#### [The input]

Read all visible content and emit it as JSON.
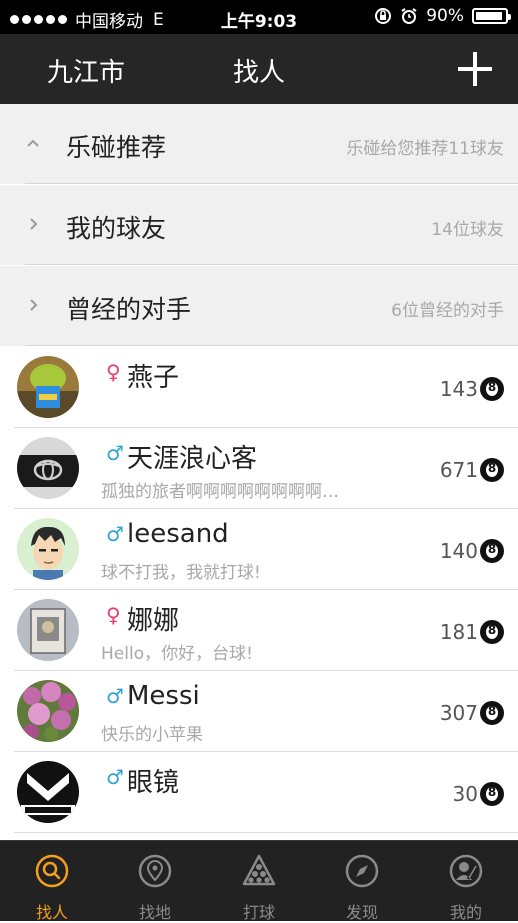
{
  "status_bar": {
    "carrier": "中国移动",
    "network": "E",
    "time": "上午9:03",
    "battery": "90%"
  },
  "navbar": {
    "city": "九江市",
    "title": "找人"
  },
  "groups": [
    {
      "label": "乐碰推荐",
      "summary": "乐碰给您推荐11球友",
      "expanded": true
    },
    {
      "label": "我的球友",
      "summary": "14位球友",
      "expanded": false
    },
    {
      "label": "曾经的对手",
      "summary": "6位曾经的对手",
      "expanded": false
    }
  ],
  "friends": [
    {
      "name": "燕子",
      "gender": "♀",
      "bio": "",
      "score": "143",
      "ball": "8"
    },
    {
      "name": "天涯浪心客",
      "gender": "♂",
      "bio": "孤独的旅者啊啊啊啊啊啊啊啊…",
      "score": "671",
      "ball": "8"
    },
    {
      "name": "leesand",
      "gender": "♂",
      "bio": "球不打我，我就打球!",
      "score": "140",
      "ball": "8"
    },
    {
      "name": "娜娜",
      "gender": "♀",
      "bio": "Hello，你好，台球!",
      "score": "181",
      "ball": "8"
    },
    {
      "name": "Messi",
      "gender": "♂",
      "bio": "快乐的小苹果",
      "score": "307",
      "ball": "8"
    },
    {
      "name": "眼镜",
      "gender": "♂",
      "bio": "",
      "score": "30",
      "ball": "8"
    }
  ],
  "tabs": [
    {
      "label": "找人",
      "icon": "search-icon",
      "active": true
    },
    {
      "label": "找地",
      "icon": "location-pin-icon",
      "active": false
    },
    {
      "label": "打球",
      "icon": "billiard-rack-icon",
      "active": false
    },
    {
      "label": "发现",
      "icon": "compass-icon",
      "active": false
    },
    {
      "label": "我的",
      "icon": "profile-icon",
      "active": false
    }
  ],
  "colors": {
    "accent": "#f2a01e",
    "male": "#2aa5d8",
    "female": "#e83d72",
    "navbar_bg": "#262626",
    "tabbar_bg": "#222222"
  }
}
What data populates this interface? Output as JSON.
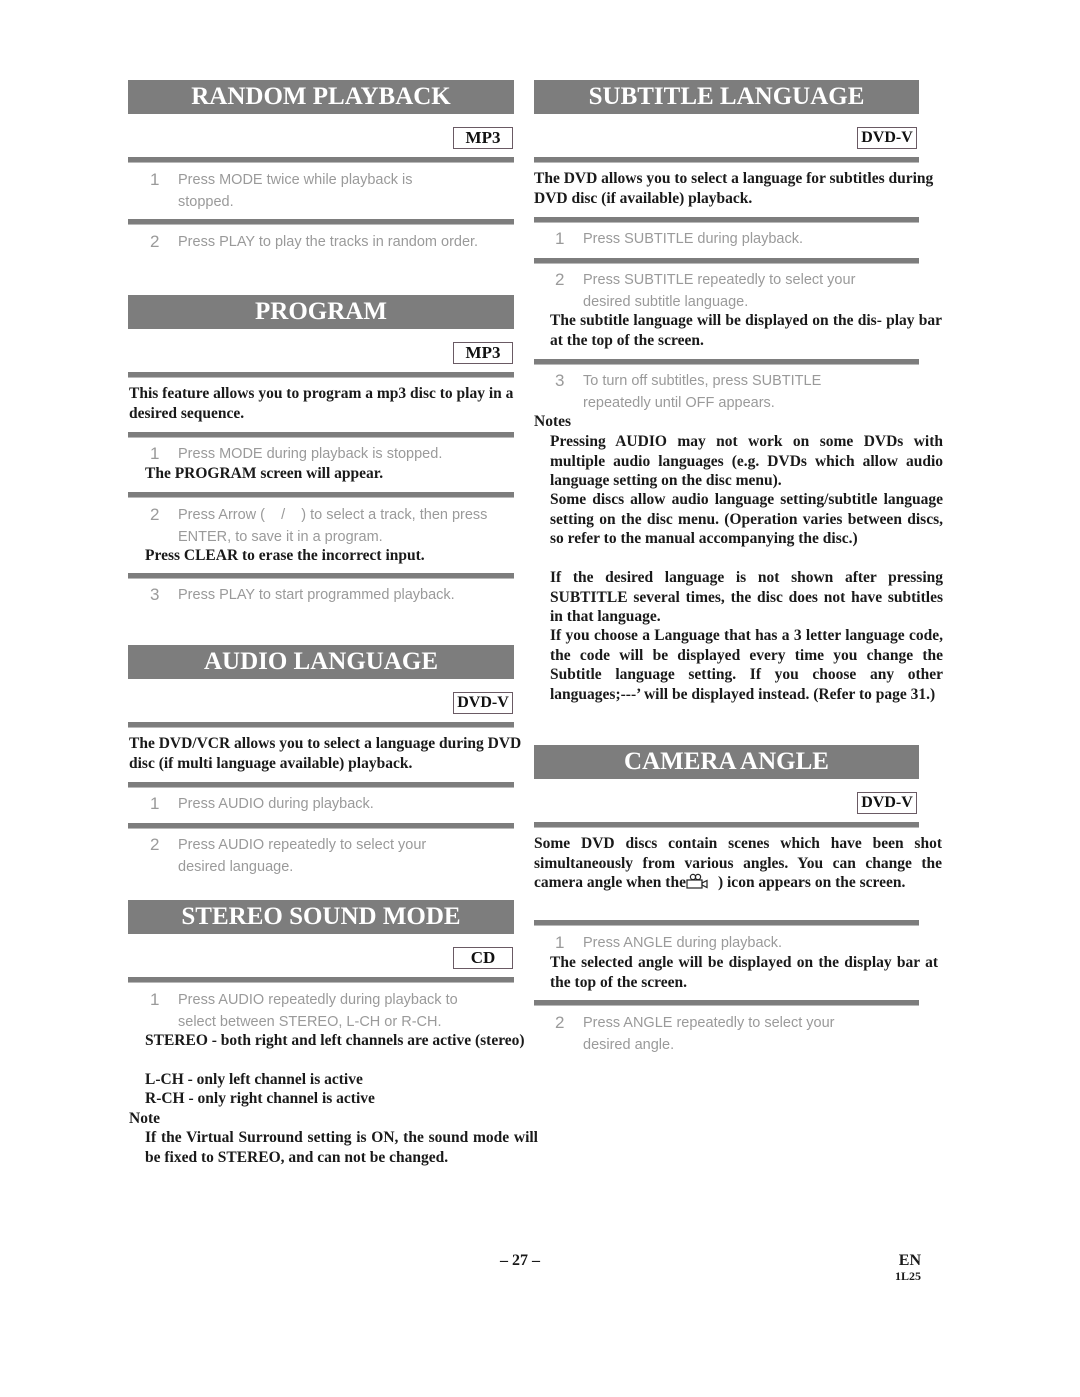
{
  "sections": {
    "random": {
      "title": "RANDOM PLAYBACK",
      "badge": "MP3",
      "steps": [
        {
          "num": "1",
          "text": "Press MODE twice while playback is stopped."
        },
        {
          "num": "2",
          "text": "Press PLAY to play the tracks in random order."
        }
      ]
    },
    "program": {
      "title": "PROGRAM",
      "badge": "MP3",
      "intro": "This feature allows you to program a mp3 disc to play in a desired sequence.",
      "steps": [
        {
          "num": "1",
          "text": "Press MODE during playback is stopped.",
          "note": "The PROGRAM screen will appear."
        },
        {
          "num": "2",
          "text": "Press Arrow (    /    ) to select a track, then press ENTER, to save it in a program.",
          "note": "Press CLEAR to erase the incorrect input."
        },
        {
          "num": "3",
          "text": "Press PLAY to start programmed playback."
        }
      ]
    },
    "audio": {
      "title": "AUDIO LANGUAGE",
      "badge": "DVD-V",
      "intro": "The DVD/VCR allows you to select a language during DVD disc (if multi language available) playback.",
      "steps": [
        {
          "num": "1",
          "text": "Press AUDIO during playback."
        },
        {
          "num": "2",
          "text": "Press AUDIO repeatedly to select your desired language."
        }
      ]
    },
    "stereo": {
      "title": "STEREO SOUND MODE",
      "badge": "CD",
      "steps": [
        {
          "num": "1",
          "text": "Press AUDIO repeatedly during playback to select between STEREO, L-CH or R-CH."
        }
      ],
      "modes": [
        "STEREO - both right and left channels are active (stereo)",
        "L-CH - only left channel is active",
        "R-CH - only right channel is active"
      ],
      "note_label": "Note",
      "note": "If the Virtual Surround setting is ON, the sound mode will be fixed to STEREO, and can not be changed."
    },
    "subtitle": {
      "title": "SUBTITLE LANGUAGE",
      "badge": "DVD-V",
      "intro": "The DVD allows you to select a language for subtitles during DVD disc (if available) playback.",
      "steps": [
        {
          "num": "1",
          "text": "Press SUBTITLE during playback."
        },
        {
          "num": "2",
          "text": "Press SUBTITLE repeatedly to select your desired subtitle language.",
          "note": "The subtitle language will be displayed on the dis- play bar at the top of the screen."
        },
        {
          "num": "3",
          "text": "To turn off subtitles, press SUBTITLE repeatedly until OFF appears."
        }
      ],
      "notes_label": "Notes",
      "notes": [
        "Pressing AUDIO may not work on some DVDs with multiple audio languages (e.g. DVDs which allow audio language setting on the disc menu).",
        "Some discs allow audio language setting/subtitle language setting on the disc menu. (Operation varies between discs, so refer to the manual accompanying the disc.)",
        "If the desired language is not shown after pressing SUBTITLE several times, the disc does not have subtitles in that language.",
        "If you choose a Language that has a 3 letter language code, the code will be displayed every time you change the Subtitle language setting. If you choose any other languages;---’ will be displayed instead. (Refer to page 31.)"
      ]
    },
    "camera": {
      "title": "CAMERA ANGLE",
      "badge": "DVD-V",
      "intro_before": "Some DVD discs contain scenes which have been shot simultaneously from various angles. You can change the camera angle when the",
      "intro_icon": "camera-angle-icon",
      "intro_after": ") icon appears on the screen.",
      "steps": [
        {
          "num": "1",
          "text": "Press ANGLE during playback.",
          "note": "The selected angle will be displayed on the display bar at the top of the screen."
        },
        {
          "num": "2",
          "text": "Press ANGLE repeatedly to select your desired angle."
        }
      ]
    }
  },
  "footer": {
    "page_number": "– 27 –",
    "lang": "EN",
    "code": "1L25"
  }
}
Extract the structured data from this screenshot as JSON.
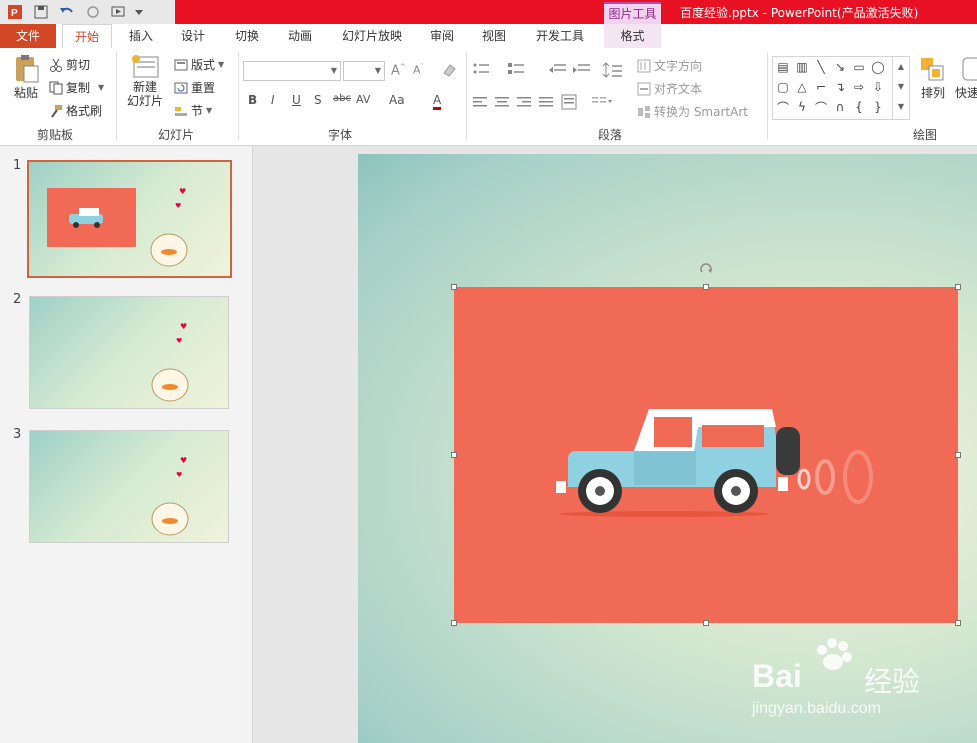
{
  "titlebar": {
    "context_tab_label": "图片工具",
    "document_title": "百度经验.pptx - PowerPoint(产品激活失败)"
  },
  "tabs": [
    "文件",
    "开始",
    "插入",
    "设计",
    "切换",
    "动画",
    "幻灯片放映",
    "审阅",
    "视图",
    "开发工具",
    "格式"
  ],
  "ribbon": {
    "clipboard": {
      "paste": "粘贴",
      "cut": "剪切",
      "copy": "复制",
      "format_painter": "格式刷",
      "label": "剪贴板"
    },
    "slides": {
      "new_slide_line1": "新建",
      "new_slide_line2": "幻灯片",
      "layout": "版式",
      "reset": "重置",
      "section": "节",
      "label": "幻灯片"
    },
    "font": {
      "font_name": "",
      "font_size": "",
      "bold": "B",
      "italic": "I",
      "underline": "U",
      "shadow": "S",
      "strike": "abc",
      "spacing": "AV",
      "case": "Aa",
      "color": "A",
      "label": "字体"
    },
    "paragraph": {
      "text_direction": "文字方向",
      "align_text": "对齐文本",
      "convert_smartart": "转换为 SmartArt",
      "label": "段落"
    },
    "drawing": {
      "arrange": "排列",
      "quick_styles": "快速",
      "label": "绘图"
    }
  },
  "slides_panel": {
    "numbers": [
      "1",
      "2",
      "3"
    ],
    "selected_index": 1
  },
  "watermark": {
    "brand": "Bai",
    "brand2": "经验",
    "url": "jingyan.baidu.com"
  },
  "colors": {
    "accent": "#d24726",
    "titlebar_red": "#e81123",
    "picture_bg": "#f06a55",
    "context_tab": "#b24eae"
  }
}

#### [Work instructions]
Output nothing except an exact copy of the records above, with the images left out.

#### [Response]
Read all visible content and emit it as JSON.
{
  "status_bar": {
    "carrier": "中国移动",
    "network": "E",
    "time": "上午9:03",
    "battery": "90%"
  },
  "navbar": {
    "city": "九江市",
    "title": "找人"
  },
  "groups": [
    {
      "label": "乐碰推荐",
      "summary": "乐碰给您推荐11球友",
      "expanded": true
    },
    {
      "label": "我的球友",
      "summary": "14位球友",
      "expanded": false
    },
    {
      "label": "曾经的对手",
      "summary": "6位曾经的对手",
      "expanded": false
    }
  ],
  "friends": [
    {
      "name": "燕子",
      "gender": "♀",
      "bio": "",
      "score": "143",
      "ball": "8"
    },
    {
      "name": "天涯浪心客",
      "gender": "♂",
      "bio": "孤独的旅者啊啊啊啊啊啊啊啊…",
      "score": "671",
      "ball": "8"
    },
    {
      "name": "leesand",
      "gender": "♂",
      "bio": "球不打我，我就打球!",
      "score": "140",
      "ball": "8"
    },
    {
      "name": "娜娜",
      "gender": "♀",
      "bio": "Hello，你好，台球!",
      "score": "181",
      "ball": "8"
    },
    {
      "name": "Messi",
      "gender": "♂",
      "bio": "快乐的小苹果",
      "score": "307",
      "ball": "8"
    },
    {
      "name": "眼镜",
      "gender": "♂",
      "bio": "",
      "score": "30",
      "ball": "8"
    }
  ],
  "tabs": [
    {
      "label": "找人",
      "icon": "search-icon",
      "active": true
    },
    {
      "label": "找地",
      "icon": "location-pin-icon",
      "active": false
    },
    {
      "label": "打球",
      "icon": "billiard-rack-icon",
      "active": false
    },
    {
      "label": "发现",
      "icon": "compass-icon",
      "active": false
    },
    {
      "label": "我的",
      "icon": "profile-icon",
      "active": false
    }
  ],
  "colors": {
    "accent": "#f2a01e",
    "male": "#2aa5d8",
    "female": "#e83d72",
    "navbar_bg": "#262626",
    "tabbar_bg": "#222222"
  }
}
What data populates this interface? Output as JSON.
{
  "sections": {
    "random": {
      "title": "RANDOM PLAYBACK",
      "badge": "MP3",
      "steps": [
        {
          "num": "1",
          "text": "Press MODE twice while playback is stopped."
        },
        {
          "num": "2",
          "text": "Press PLAY to play the tracks in random order."
        }
      ]
    },
    "program": {
      "title": "PROGRAM",
      "badge": "MP3",
      "intro": "This feature allows you to program a mp3 disc to play in a desired sequence.",
      "steps": [
        {
          "num": "1",
          "text": "Press MODE during playback is stopped.",
          "note": "The PROGRAM screen will appear."
        },
        {
          "num": "2",
          "text": "Press Arrow (    /    ) to select a track, then press ENTER, to save it in a program.",
          "note": "Press CLEAR to erase the incorrect input."
        },
        {
          "num": "3",
          "text": "Press PLAY to start programmed playback."
        }
      ]
    },
    "audio": {
      "title": "AUDIO LANGUAGE",
      "badge": "DVD-V",
      "intro": "The DVD/VCR allows you to select a language during DVD disc (if multi language available) playback.",
      "steps": [
        {
          "num": "1",
          "text": "Press AUDIO during playback."
        },
        {
          "num": "2",
          "text": "Press AUDIO repeatedly to select your desired language."
        }
      ]
    },
    "stereo": {
      "title": "STEREO SOUND MODE",
      "badge": "CD",
      "steps": [
        {
          "num": "1",
          "text": "Press AUDIO repeatedly during playback to select between STEREO, L-CH or R-CH."
        }
      ],
      "modes": [
        "STEREO - both right and left channels are active (stereo)",
        "L-CH - only left channel is active",
        "R-CH - only right channel is active"
      ],
      "note_label": "Note",
      "note": "If the Virtual Surround setting is ON, the sound mode will be fixed to STEREO, and can not be changed."
    },
    "subtitle": {
      "title": "SUBTITLE LANGUAGE",
      "badge": "DVD-V",
      "intro": "The DVD allows you to select a language for subtitles during DVD disc (if available) playback.",
      "steps": [
        {
          "num": "1",
          "text": "Press SUBTITLE during playback."
        },
        {
          "num": "2",
          "text": "Press SUBTITLE repeatedly to select your desired subtitle language.",
          "note": "The subtitle language will be displayed on the dis- play bar at the top of the screen."
        },
        {
          "num": "3",
          "text": "To turn off subtitles, press SUBTITLE repeatedly until OFF appears."
        }
      ],
      "notes_label": "Notes",
      "notes": [
        "Pressing AUDIO may not work on some DVDs with multiple audio languages (e.g. DVDs which allow audio language setting on the disc menu).",
        "Some discs allow audio language setting/subtitle language setting on the disc menu. (Operation varies between discs, so refer to the manual accompanying the disc.)",
        "If the desired language is not shown after pressing SUBTITLE several times, the disc does not have subtitles in that language.",
        "If you choose a Language that has a 3 letter language code, the code will be displayed every time you change the Subtitle language setting. If you choose any other languages;---’ will be displayed instead. (Refer to page 31.)"
      ]
    },
    "camera": {
      "title": "CAMERA ANGLE",
      "badge": "DVD-V",
      "intro_before": "Some DVD discs contain scenes which have been shot simultaneously from various angles. You can change the camera angle when the",
      "intro_icon": "camera-angle-icon",
      "intro_after": ") icon appears on the screen.",
      "steps": [
        {
          "num": "1",
          "text": "Press ANGLE during playback.",
          "note": "The selected angle will be displayed on the display bar at the top of the screen."
        },
        {
          "num": "2",
          "text": "Press ANGLE repeatedly to select your desired angle."
        }
      ]
    }
  },
  "footer": {
    "page_number": "– 27 –",
    "lang": "EN",
    "code": "1L25"
  }
}
Extract the structured data from this screenshot as JSON.
{
  "titlebar": {
    "context_tab_label": "图片工具",
    "document_title": "百度经验.pptx - PowerPoint(产品激活失败)"
  },
  "tabs": [
    "文件",
    "开始",
    "插入",
    "设计",
    "切换",
    "动画",
    "幻灯片放映",
    "审阅",
    "视图",
    "开发工具",
    "格式"
  ],
  "ribbon": {
    "clipboard": {
      "paste": "粘贴",
      "cut": "剪切",
      "copy": "复制",
      "format_painter": "格式刷",
      "label": "剪贴板"
    },
    "slides": {
      "new_slide_line1": "新建",
      "new_slide_line2": "幻灯片",
      "layout": "版式",
      "reset": "重置",
      "section": "节",
      "label": "幻灯片"
    },
    "font": {
      "font_name": "",
      "font_size": "",
      "bold": "B",
      "italic": "I",
      "underline": "U",
      "shadow": "S",
      "strike": "abc",
      "spacing": "AV",
      "case": "Aa",
      "color": "A",
      "label": "字体"
    },
    "paragraph": {
      "text_direction": "文字方向",
      "align_text": "对齐文本",
      "convert_smartart": "转换为 SmartArt",
      "label": "段落"
    },
    "drawing": {
      "arrange": "排列",
      "quick_styles": "快速",
      "label": "绘图"
    }
  },
  "slides_panel": {
    "numbers": [
      "1",
      "2",
      "3"
    ],
    "selected_index": 1
  },
  "watermark": {
    "brand": "Bai",
    "brand2": "经验",
    "url": "jingyan.baidu.com"
  },
  "colors": {
    "accent": "#d24726",
    "titlebar_red": "#e81123",
    "picture_bg": "#f06a55",
    "context_tab": "#b24eae"
  }
}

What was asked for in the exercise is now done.